In Brazil, a huge boost for the campaign to cut pension benefits — Brazil’s lower house of Congress has approved a constitutional amendment needed to make the changes. But the bill still faces a number of hurdles before becoming law. CGTN’S Lucrecia Franco has details.
Brazil’s lower house of congress approved Wednesday, in a first-round vote, a constitutional amendment to overhaul the country’s pension system.
The bill, President Jair Bolsonaro’s flagship economic proposal, is expected to shore up the country’s finances.
But protesters took to the streets of Brazilian cities that same night waving signs that read “We want to retire”, a reference to Brazil’s controversial pension reform.

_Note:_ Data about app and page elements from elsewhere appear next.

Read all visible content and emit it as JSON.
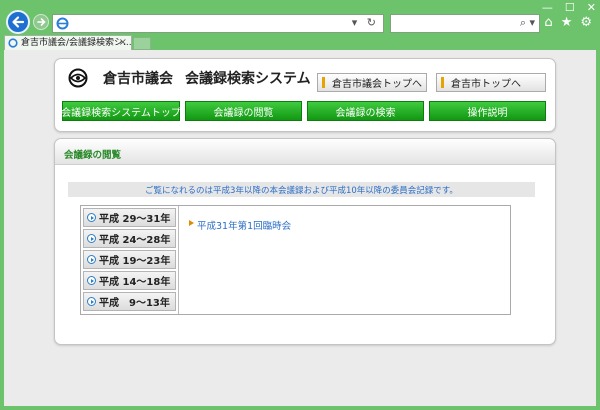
{
  "browser": {
    "tab_title": "倉吉市議会/会議録検索シ...",
    "tab_close": "×",
    "address_controls": "▾ ↻",
    "search_controls": "⌕ ▾",
    "toolbar_home": "⌂",
    "toolbar_favorites": "★",
    "toolbar_settings": "⚙",
    "win_min": "—",
    "win_max": "☐",
    "win_close": "✕",
    "accent_color": "#6cc36c"
  },
  "header": {
    "title_org": "倉吉市議会",
    "title_system": "会議録検索システム",
    "top_links": [
      "倉吉市議会トップへ",
      "倉吉市トップへ"
    ],
    "nav": [
      "会議録検索システムトップ",
      "会議録の閲覧",
      "会議録の検索",
      "操作説明"
    ]
  },
  "main": {
    "section_title": "会議録の閲覧",
    "notice": "ご覧になれるのは平成3年以降の本会議録および平成10年以降の委員会記録です。",
    "year_ranges": [
      "平成 29～31年",
      "平成 24～28年",
      "平成 19～23年",
      "平成 14～18年",
      "平成　9～13年"
    ],
    "sessions": [
      "平成31年第1回臨時会"
    ]
  }
}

Meanwhile, the lower house of congress, voted by an overwhelming majority of 379 votes to 131 to pass the long-awaited constitutional amendment to overhaul Brazil’s pension system.
Considered a victory for Brazil’s President Bolsonaro, the measure is expected to save the government around 236 billion dollars over the next
According to Vilma Pinto, an economist at Getulio Vargas Foundation, the current pension obligations were consuming most of the budget. “Today, the federal government spends 57 percent of its budget on pensions and social security benefits. A reform was necessary, but it will not be enough. It will only keep expenditures from growing,” Pinto said.
Under the new system, the minimum age to retire in Brazil would be set at 62 for women and 65 for men. Full pensions would only be paid after 40 years of contribution. These changes would be implemented over a 14-year transition period.
Though unpopular, supporters of President Bolsonaro held rallies in several cities last month, to back the reform. The perception of the economy is so bad that it produced a rare phenomenon: people asking to cut their own pensions.
“People realized that is very important to reform the pension system, even it is very difficult for many people, and this is also a good sign for foreign investors. It may open the Brazilian market for many people abroad who will feel more comfortable with the state of the Brazilian economy,” said Mauricio Santoro, a political analyst and a professor at Rio de Janeiro’s State University.
After months of political drama, the measure passed with unexpectedly ease. Because it is a constitutional amendment, the bill will need approval by a second vote in the lower house, and two more votes in the senate, to become law.